Data about app and page elements

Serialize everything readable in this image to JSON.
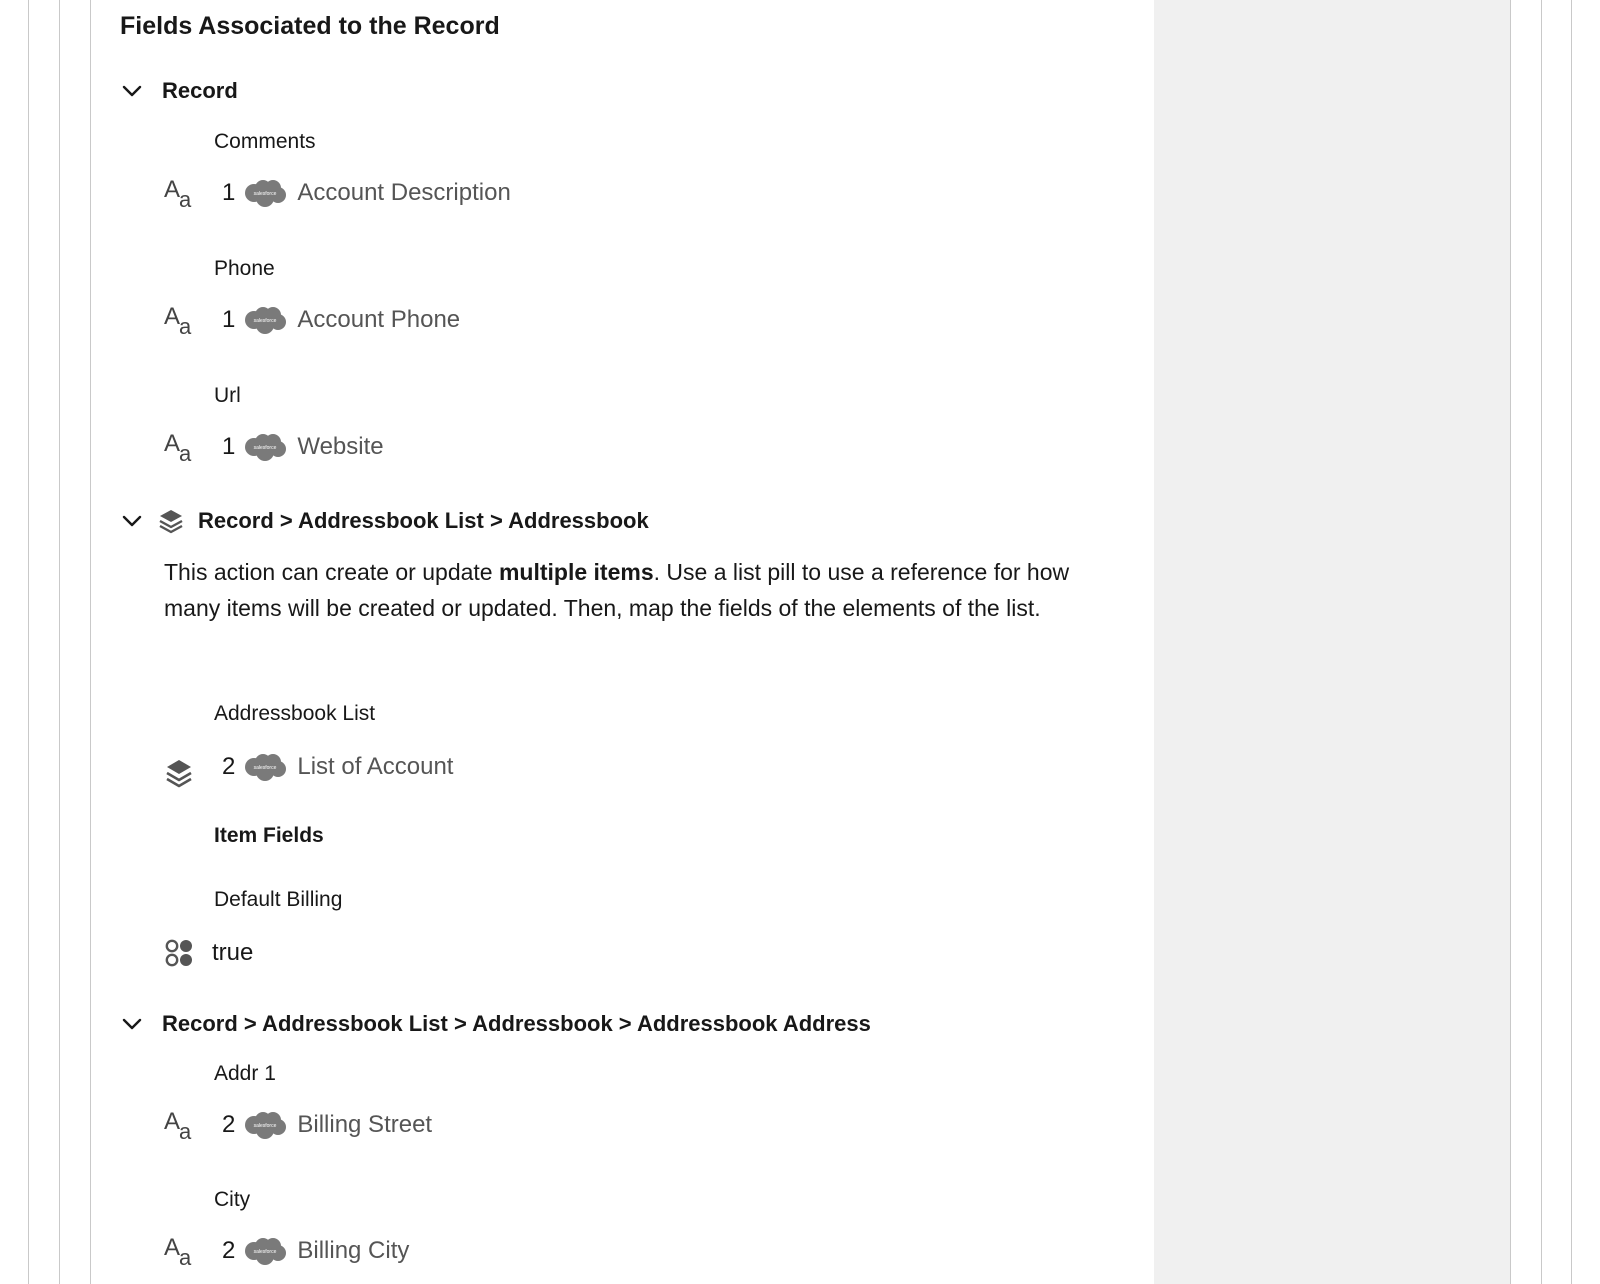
{
  "panel": {
    "title": "Fields Associated to the Record"
  },
  "sections": [
    {
      "title": "Record",
      "fields": [
        {
          "label": "Comments",
          "step": "1",
          "value": "Account Description",
          "type_icon": "text-type-icon"
        },
        {
          "label": "Phone",
          "step": "1",
          "value": "Account Phone",
          "type_icon": "text-type-icon"
        },
        {
          "label": "Url",
          "step": "1",
          "value": "Website",
          "type_icon": "text-type-icon"
        }
      ]
    },
    {
      "title": "Record > Addressbook List > Addressbook",
      "info": {
        "before": "This action can create or update ",
        "bold": "multiple items",
        "after": ". Use a list pill to use a reference for how many items will be created or updated. Then, map the fields of the elements of the list."
      },
      "list_field": {
        "label": "Addressbook List",
        "step": "2",
        "value": "List of Account",
        "type_icon": "layers-icon"
      },
      "item_fields_heading": "Item Fields",
      "item_fields": [
        {
          "label": "Default Billing",
          "value": "true",
          "type_icon": "boolean-icon"
        }
      ]
    },
    {
      "title": "Record > Addressbook List > Addressbook > Addressbook Address",
      "fields": [
        {
          "label": "Addr 1",
          "step": "2",
          "value": "Billing Street",
          "type_icon": "text-type-icon"
        },
        {
          "label": "City",
          "step": "2",
          "value": "Billing City",
          "type_icon": "text-type-icon"
        }
      ]
    }
  ],
  "logo_text": "salesforce",
  "colors": {
    "side_panel": "#f0f0f0",
    "border": "#c9c9c9",
    "logo": "#7a7a7a",
    "value_text": "#555555"
  }
}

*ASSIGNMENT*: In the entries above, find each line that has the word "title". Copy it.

*ANSWER FOR THIS EXERCISE*:
    "title": "Fields Associated to the Record"
      "title": "Record",
      "title": "Record > Addressbook List > Addressbook",
      "title": "Record > Addressbook List > Addressbook > Addressbook Address",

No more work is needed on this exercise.